If you already meditate, or do not have high levels of stress, the next most important factor is diet. It is well established that a high-salt diet can raise blood pressure, but not so many realise that salt is found in most fast foods and snacks, so taking the time to eat proper food could have a doubly beneficial effect. The Dietary Approaches to Stop Hypertension (DASH) trial reported that a diet rich in fruit, vegetables and low-fat dairy, coupled with a low salt intake, could prevent and reduce high blood pressure, and was as effective as any drug in some people (J Am Diet Assoc, 1999; 8 [Suppl]: S35-9).
The American Heart Association Nutrition Committee broadly agrees with the DASH results, but believes a dietary solution is more complex. It suggests that foods high in potassium, such as bananas, dates, potatoes and raisins, are especially good for the heart.
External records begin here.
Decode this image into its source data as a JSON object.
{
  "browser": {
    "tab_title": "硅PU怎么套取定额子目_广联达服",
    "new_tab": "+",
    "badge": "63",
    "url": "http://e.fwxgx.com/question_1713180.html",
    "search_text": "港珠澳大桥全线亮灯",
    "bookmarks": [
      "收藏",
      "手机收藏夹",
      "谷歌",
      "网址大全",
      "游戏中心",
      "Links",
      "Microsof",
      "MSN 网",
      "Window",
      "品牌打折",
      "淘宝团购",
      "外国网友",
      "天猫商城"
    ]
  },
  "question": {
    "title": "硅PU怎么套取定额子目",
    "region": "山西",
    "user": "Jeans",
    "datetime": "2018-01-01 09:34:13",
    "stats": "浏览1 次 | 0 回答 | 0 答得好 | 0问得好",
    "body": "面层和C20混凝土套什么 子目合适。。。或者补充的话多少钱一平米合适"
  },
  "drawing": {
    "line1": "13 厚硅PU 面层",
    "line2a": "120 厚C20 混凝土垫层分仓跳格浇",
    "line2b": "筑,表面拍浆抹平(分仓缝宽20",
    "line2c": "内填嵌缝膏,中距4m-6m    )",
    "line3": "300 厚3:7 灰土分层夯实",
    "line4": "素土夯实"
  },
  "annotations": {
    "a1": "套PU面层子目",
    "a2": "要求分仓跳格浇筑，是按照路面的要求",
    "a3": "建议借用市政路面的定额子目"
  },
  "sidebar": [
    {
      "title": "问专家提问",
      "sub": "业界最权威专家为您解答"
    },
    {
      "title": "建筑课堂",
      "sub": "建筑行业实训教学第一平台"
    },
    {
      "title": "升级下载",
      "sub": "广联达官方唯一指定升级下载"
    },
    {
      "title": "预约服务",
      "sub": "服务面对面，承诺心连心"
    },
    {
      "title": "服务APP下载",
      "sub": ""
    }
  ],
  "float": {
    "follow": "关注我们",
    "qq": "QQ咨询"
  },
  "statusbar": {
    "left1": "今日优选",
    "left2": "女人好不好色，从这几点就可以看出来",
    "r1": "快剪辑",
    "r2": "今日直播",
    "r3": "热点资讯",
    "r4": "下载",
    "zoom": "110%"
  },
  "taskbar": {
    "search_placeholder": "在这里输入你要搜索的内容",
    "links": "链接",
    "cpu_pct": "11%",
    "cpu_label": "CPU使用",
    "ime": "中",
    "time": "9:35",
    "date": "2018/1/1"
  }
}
Other lifestyle changes include daily moderate exercise such as brisk walking, reducing alcohol to moderate levels or at least to the 14 units a week recommended for women, and gradually losing any excess weight. Avoid cigarettes as they constrict the blood vessels which, in turn, will raise blood pressure.
There are various herbal extracts that claim to lower blood pressure, and many of them are advertised via the Internet. One such remedy, proven to work in over 20 European studies, is hawthorn, commonly used to reduce blood pressure in Germany.
Other herbal supplements to consider include garlic, which has proven abilities to reduce blood pressure (Planta Med, 1994; 60: 417-20), and Ginkgo biloba, although this should never be taken in conjunction with a blood-thinner such as warfarin, as it is itself a natural anticoagulant (Drugs, 2001; 61: 2163-75).